Before deciding on any course of treatment, you may want to find out as much as possible about your options. Your doctors and nurses will talk to you about what treatments may be suitable for you, taking into account your preferences and how treatment may affect you. This will help you decide on the best course of treatment together.
Treatment for advanced cancer usually aims to try to control the cancer and help you live longer. It may also help improve your symptoms and quality of life. Controlling the cancer might mean shrinking the size of the tumour or stopping it from growing for a while. As well as treatment for the cancer, your doctors will prescribe any other medicines you need to manage symptoms.
The treatment that is best for you will depend on the type of cancer and where it is in your body.
You may need to have a few treatments before you and your doctor can decide whether to continue with a full course. For example, if you are having chemotherapy to control or shrink the cancer, you may have a scan after several weeks to see what effect the treatment is having. You can carry on with the course of treatment if the scan results show it is working.
However, there may come a time when the treatment has little effect on the cancer. You may start getting the side effects of the treatment without any of the benefits. Making treatment decisions in these circumstances is always difficult. You may want to talk with your cancer doctor (oncologist), specialist nurse and family before deciding what to do.

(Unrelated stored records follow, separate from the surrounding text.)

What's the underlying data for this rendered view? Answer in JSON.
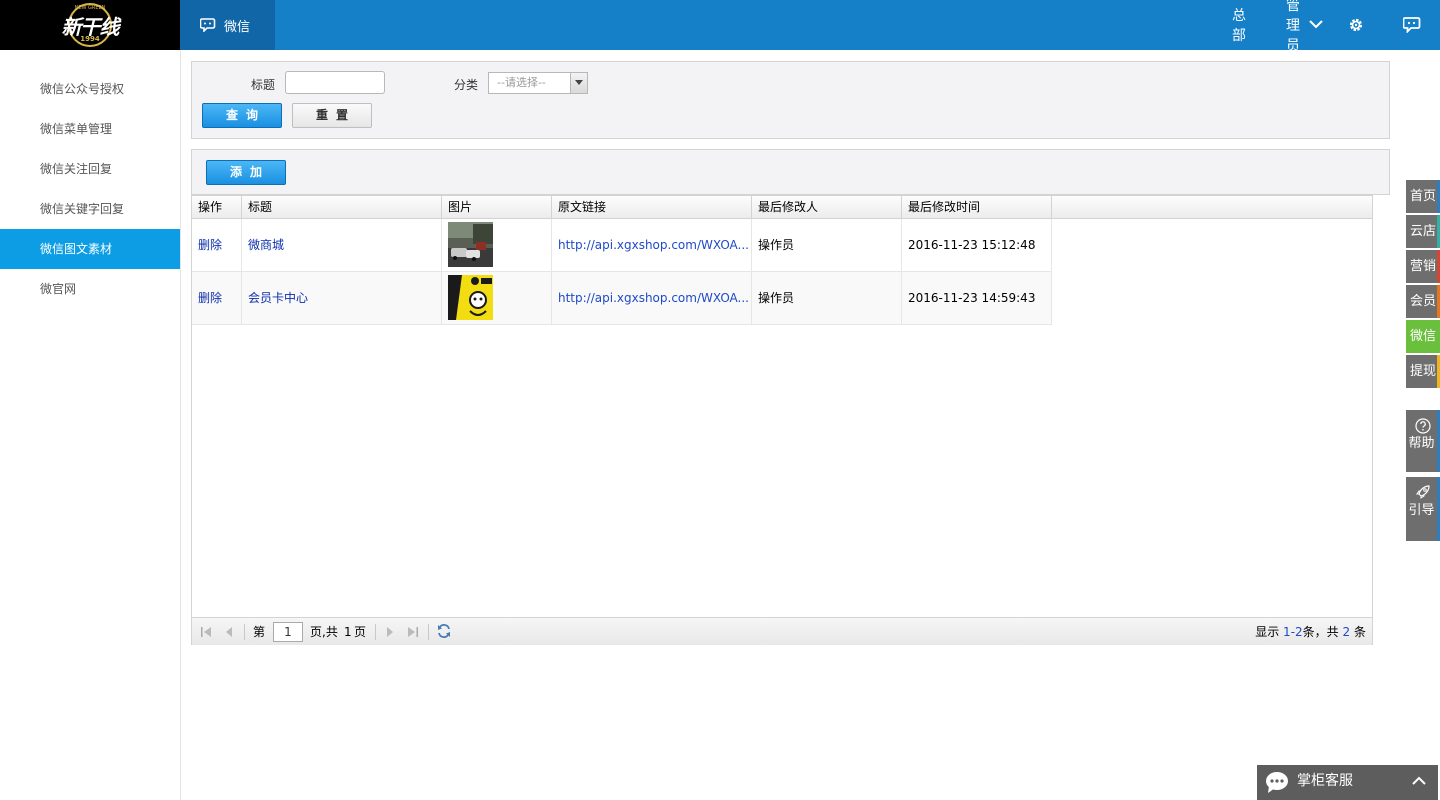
{
  "header": {
    "logo_text": "新干线",
    "logo_arc_text": "NEW GREEN",
    "logo_year": "1994",
    "module_tab": "微信",
    "org": "总部",
    "user": "管理员"
  },
  "sidebar": {
    "items": [
      {
        "label": "微信公众号授权",
        "active": false
      },
      {
        "label": "微信菜单管理",
        "active": false
      },
      {
        "label": "微信关注回复",
        "active": false
      },
      {
        "label": "微信关键字回复",
        "active": false
      },
      {
        "label": "微信图文素材",
        "active": true
      },
      {
        "label": "微官网",
        "active": false
      }
    ]
  },
  "search": {
    "title_label": "标题",
    "title_value": "",
    "category_label": "分类",
    "category_selected": "--请选择--",
    "query_button": "查询",
    "reset_button": "重置"
  },
  "toolbar": {
    "add_button": "添加"
  },
  "grid": {
    "columns": [
      "操作",
      "标题",
      "图片",
      "原文链接",
      "最后修改人",
      "最后修改时间"
    ],
    "rows": [
      {
        "action": "删除",
        "title": "微商城",
        "image": "street-photo",
        "url": "http://api.xgxshop.com/WXOA...",
        "modifier": "操作员",
        "modified": "2016-11-23 15:12:48"
      },
      {
        "action": "删除",
        "title": "会员卡中心",
        "image": "vip-card-photo",
        "url": "http://api.xgxshop.com/WXOA...",
        "modifier": "操作员",
        "modified": "2016-11-23 14:59:43"
      }
    ]
  },
  "pager": {
    "page_prefix": "第",
    "page_value": "1",
    "page_suffix": "页,共",
    "total_pages": "1",
    "page_unit": "页",
    "info_prefix": "显示",
    "range_from": "1",
    "range_dash": "-",
    "range_to": "2",
    "info_mid": "条，共",
    "total": "2",
    "info_suffix": "条"
  },
  "dock": {
    "items": [
      {
        "label": "首页",
        "color": "#2a7fc2"
      },
      {
        "label": "云店",
        "color": "#31b2a8"
      },
      {
        "label": "营销",
        "color": "#d64532"
      },
      {
        "label": "会员",
        "color": "#e8761f"
      },
      {
        "label": "微信",
        "color": "#6abf3d"
      },
      {
        "label": "提现",
        "color": "#f1b51c"
      }
    ],
    "help": "帮助",
    "guide": "引导"
  },
  "chat_widget": {
    "label": "掌柜客服"
  },
  "colors": {
    "header_bg": "#1580c7",
    "active_tab_bg": "#1166a8",
    "sidebar_active": "#0c9de4",
    "wechat_dock": "#6abf3d"
  }
}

If you decide not to have treatment, you will be given supportive (palliative) care with medicines to control any symptoms. These may include drugs to manage pain or stop you feeling sick (nausea). You might also be given cancer treatments to ease symptoms. For example, radiotherapy can help with pain as well as being a cancer treatment.